HER Majesty’s Daily Mail got hot under the collar about the First Minister’s speech to the Scottish Parliament outlining the SNP Government’s legislative programme. In its leader column (May 27) the Mail accused Mr Salmond of “a barely disguised appeal to anti-English sentiment from the man who wants to eliminate sectarianism.”
After a long rant, the paper’s leader writer concluded: “Economically, independence is impractical: the UK-funded bailout of RBS and HBOS cost £470 billion, more than three times Scottish GDP inclusive of North Sea oil and gas. Salmond is delaying an independence referendum in the hope that rhetoric will brainwash Scots into sharing his delusion.”
The real delusion, however, lies with the Mail’s grasp of economics. Let’s examine that figure of £470 billion and whether or not an independent Scotland could have bailed out RBS and HBOS. Expect that £470 billion figure to reappear often during the referendum campaign.
The £470 billion comes from a briefing document published by the Scottish Parliament Information Centre (SPICe) in February 2010. In turn, SPICe drew its information from figures published by the UK National Audit Bureau (NAO).
The original NAO report shows that the total amount provided by the UK Treasury to bailout the British banking system was £753 billion. Of this, SPICe estimated that £470 billion relates to RBS and HBOS – but it is only an educated guess because the Treasury has provided no detailed breakdown. However, this does not – repeat, not – mean that the Treasury actually spent £470 billion in cash, paid for by the taxpayer.
First, the Labour Government took an 83 per cent stake in RBS, paying £45.5 billion in cash, and agreed to insure its riskiest assets for an annual fee. But it charged the bank for the insurance, making a profit on the deal. Again, Brown and Darling injected £20 billion into Lloyds Banking Group, which had acquired HBOS at their urging, in exchange for a 41 per cent stake. The Treasury also provided additional guarantees to insure Lloyd’s liquidity. And again, it charged for the priviledge.
So that makes an upfront payment of only £65.5 billion in cash and the rest in “guarantees” which the banks pay for. But where did the £65.5 billion in cash come from? The taxpayer? No – it was borrowed especially to fund the deal. However, as this borrowing was set against the bank shares acquired, it does not count as part of the Treasury’s net debt. In other words, it is merely a book-keeping transaction (though interest is paid). Any country of any size could do it. According to JPMorgan Chase, the annual cost of servicing that loan is around £3.2 billion. So the actual cost of rescuing RBS and Loyds was…er, £3.2 billion per year minus the charge to the banks for insuring them.

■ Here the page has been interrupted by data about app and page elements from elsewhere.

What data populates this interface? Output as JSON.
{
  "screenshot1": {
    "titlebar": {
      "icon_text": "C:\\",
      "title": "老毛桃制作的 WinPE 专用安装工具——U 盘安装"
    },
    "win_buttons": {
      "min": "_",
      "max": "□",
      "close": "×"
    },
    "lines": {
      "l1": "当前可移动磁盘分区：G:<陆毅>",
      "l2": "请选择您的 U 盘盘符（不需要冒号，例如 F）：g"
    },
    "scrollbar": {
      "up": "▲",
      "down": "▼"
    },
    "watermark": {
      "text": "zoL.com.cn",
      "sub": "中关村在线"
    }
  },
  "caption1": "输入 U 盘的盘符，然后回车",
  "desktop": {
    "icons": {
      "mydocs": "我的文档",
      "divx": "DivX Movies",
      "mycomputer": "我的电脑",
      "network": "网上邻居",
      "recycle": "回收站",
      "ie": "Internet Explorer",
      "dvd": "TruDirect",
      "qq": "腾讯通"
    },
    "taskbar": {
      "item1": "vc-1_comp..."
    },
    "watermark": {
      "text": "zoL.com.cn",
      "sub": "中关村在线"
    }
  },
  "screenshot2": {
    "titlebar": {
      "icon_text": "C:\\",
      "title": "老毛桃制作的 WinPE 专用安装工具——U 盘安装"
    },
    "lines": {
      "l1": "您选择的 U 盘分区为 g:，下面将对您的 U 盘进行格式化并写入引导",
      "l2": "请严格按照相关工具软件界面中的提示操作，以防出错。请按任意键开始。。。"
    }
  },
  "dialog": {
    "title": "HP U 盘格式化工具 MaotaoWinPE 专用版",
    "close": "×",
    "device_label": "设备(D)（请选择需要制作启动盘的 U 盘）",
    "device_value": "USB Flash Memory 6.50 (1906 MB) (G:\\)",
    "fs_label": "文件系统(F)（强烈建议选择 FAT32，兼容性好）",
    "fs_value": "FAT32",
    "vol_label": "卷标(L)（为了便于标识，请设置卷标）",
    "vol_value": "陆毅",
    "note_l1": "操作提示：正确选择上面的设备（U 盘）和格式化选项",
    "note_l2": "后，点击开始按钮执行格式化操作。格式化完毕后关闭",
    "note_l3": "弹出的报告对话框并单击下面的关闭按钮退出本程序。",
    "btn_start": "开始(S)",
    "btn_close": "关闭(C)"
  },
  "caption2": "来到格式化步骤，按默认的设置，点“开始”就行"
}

It is also true that the Bank of England provided both banks with liquidity because interbank lending had collapsed during the credit crunch. Essentially, the Bank of England invents this cash electronically. It also gets it back, squaring the circle. All central banks do this.
When the UK Government rescued the banks, it paid per share 50.2p for RBS and and 73.6p Lloyds. As of Friday (May 27) the share price stood at 42.34p for RBS and 52.98p for Lloyds, leaving the Government about £10 billion out of pocket if it sold out now. By comparison, this year’s North Sea oil tax revenues will be around £15 billion.
So the true cost to an independent Scottish Government of bailing out RBS and HBOS would have been containable. An independent Scottish Government might even make a profit, if the banks can be sold off at a higher price than they were bought at.
The £470 billion figure has been twisted out of all context by the Daily Mail. Final proof comes at the end of the 2010 SPICe report which is at pains to quote the Treasury’s Pre-Budget Report of 2009. This Pre-Budget Report (Box 4, page 199) attempts to put a net figure on the total cost of the entire UK bank rescue programme – not just RBS and HBOS. Remember that most of the so-called bailout funds were actually guarantees, not cash up front. And guarantees the banks had to pay for.
The net figure the Treasury thinks it will cost the UK Government to finance the entire bailout programme is…£10 billion, assuming RBS and Lloyds’ shares are finally sold off. Repeat, that’s £10 billion, not £470 billion or £753 billion. Beware of Unionists who invent factoids.